A lot of commenters seem sure that having a legal gun around substantially increases the likelihood that someone will, in a moment of rage, shoot someone--so sure that they are clearly convinced I am a lunatic for even suggesting otherwise. I understand the intuition, and maybe it's right. But the evidence for the proposition is not all that strong.
First of all, as it shows in the articles I linked earlier, something like 90% of homicides are committed by people with criminal records, i.e. people who probably cannot legally own a gun. A lot of the rest are committed by juveniles, or mentally unstable people, who also cannot legally own a gun.
It is perfectly true that adding a gun to a dispute involving violent criminals increases the likelihood that someone will be shot. But violent criminals are not like the rest of us. They have very poor impulse control, and, well, a demonstrated willingness to use violence. They also are not likely to apply for a permit before packing heat.
Murder is not something that usually just happens, even among family members. The people who do it are usually abnormal in some way, and it shows. For all the fears that allowing concealed carry would lead to murderous road rage and bar fights, these incidents have failed to materialize. I have managed to find one murder in Florida that was even arguably the result of having a gun available in a heated moment--the few others were either clearly premeditated, or involved a weapon other than a handgun. Given how small the number is, as far as I can determine, the good done by defensive uses of concealed weapons would virtually have to outweigh the harm, since several concealed carry holders have stopped violent crimes.

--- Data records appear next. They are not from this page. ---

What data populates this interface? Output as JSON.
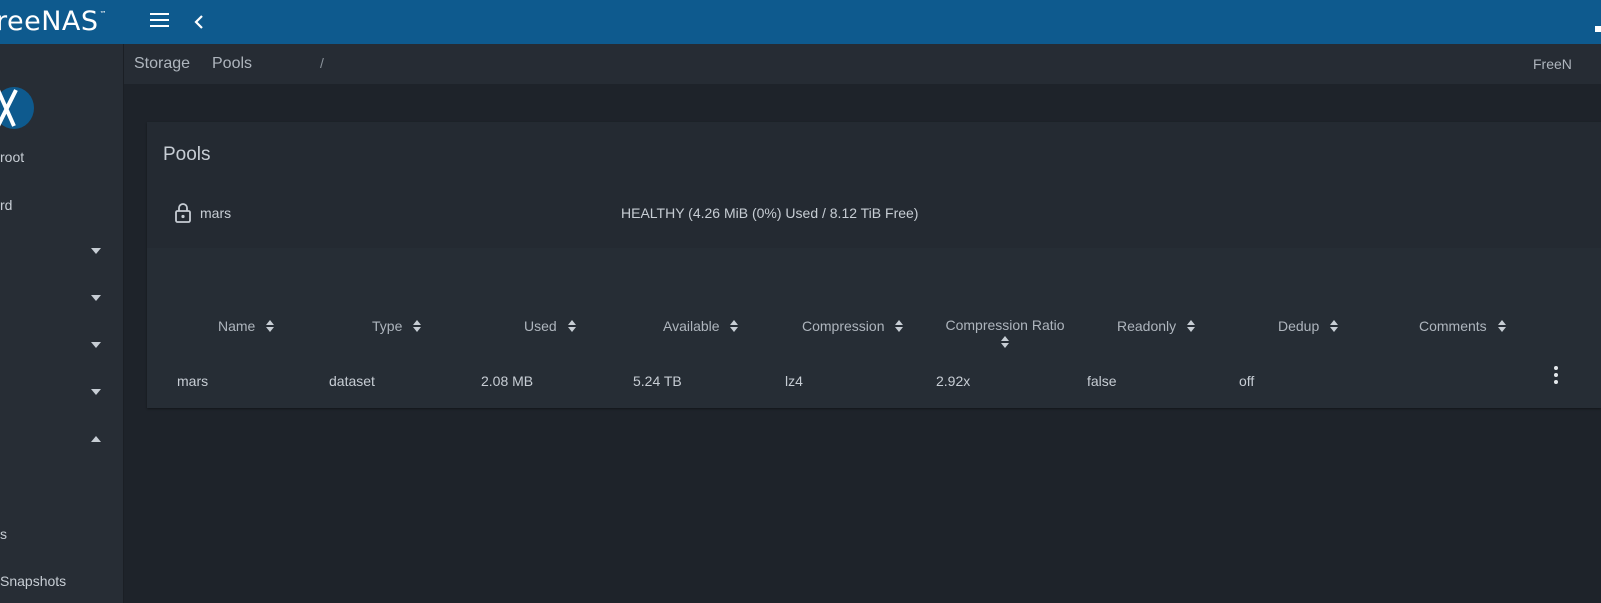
{
  "app": {
    "brand": "FreeNAS",
    "brand_visible": "reeNAS",
    "trademark": "™"
  },
  "topbar": {
    "menu_icon": "hamburger-menu-icon",
    "back_icon": "chevron-left-icon"
  },
  "sidebar": {
    "logo": "freenas-x-logo",
    "user": "root",
    "items": [
      {
        "label": "rd",
        "icon": ""
      },
      {
        "label": "",
        "expand_icon": "caret-down-icon"
      },
      {
        "label": "",
        "expand_icon": "caret-down-icon"
      },
      {
        "label": "",
        "expand_icon": "caret-down-icon"
      },
      {
        "label": "",
        "expand_icon": "caret-down-icon"
      },
      {
        "label": "",
        "expand_icon": "caret-up-icon"
      },
      {
        "label": "s"
      },
      {
        "label": "Snapshots"
      }
    ]
  },
  "breadcrumb": {
    "items": [
      "Storage",
      "Pools"
    ],
    "separator": "/",
    "right": "FreeN"
  },
  "pools_card": {
    "title": "Pools",
    "pool": {
      "name": "mars",
      "icon": "lock-icon",
      "status": "HEALTHY (4.26 MiB (0%) Used / 8.12 TiB Free)"
    },
    "table": {
      "columns": [
        "Name",
        "Type",
        "Used",
        "Available",
        "Compression",
        "Compression Ratio",
        "Readonly",
        "Dedup",
        "Comments"
      ],
      "rows": [
        {
          "name": "mars",
          "type": "dataset",
          "used": "2.08 MB",
          "available": "5.24 TB",
          "compression": "lz4",
          "ratio": "2.92x",
          "readonly": "false",
          "dedup": "off",
          "comments": ""
        }
      ],
      "row_menu_icon": "more-vert-icon"
    }
  },
  "colors": {
    "topbar": "#0e5a8e",
    "background": "#1e232a",
    "sidebar": "#272d35",
    "card": "#242a32",
    "logo": "#0e5a8e"
  }
}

And if you think about it, you already know this. You have access to fatal weapons every day. How often, after a fight with someone, have you been seriously tempted to run them over with your car? Or grab a knife from the rack in the kitchen and brandish it at them? Put rat poison in their morning coffee? Or take an exacto blade to their throat while asleep? The men in the readership, at least, could be fairly confident of their ability to stab their spouse to death whenever she says something really awful. Yet none of you have done it. Virtually no one else has done it, either, except for people who were already clearly deeply troubled--either abusive, or mentally ill. That's why not a lot of hunters report getting into disputes with their friends or family that suddenly, unexpectedly, and tragically, turn violent.

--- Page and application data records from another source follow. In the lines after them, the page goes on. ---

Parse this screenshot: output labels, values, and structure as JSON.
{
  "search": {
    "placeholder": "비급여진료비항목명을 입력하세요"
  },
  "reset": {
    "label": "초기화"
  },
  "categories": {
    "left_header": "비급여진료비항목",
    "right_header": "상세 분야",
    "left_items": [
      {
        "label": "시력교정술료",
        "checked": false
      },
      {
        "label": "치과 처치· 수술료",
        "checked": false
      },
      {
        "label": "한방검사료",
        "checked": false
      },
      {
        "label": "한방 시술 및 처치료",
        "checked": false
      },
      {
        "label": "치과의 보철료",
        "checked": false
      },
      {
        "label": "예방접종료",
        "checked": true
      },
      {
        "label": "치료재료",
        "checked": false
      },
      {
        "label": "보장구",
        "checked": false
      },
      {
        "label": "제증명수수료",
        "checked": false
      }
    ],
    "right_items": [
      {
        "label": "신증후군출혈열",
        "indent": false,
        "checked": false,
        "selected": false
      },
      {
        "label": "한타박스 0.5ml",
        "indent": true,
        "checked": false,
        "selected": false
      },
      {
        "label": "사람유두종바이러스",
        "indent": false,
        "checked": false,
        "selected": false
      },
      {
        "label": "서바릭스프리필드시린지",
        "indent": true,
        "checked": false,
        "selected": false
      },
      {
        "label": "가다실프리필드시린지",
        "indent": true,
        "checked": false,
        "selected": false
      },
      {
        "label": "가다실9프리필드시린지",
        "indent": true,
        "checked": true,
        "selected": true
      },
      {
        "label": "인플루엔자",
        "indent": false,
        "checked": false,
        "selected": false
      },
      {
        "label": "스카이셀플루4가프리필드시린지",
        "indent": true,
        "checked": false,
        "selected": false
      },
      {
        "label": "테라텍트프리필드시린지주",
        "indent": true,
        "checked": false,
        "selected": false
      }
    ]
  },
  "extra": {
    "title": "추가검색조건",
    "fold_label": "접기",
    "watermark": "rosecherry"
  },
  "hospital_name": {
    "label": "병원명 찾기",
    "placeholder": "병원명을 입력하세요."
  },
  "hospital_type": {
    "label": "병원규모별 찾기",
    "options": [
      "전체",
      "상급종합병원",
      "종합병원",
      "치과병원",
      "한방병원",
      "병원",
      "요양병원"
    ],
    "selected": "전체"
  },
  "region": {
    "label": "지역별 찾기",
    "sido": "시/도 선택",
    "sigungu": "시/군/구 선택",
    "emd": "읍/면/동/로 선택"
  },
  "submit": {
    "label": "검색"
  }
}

It would be a very good thing if we could take guns out of the hands of criminals. But they really don't seem to make ordinary people any more murderous. (Possibly more effective suicides, but this is hard to assess, since the gun suicides may just be more determined people who would otherwise choose another, equally effective and irrevocable method). There is more we could be doing to keep criminals from getting guns--unlike most second amendment supporters, I would support extending the requirement for background checks to private sales. And perhaps there should be a presumptive temporary revocation for those who have restraining orders out on them. But with 220 million people in this country and a very long border, no gun control scheme is going to make much difference in the availability of guns to people who really want to have them.

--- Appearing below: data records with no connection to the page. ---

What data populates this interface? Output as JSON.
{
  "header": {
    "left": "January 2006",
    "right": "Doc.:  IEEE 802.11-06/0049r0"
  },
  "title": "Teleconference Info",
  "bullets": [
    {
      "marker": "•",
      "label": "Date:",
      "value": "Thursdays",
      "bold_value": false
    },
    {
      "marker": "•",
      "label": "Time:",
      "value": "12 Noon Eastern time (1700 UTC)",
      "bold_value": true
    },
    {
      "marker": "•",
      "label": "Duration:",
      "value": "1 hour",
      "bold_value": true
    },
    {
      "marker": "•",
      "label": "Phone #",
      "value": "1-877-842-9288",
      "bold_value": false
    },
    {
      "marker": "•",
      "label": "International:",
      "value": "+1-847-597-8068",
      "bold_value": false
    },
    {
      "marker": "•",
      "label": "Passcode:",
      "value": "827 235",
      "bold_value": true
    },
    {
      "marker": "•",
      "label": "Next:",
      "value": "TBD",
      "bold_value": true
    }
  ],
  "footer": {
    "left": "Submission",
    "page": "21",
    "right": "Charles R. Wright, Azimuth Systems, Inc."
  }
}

We want to hear what you think about this article. Submit a letter to the editor or write to firstname.lastname@example.org.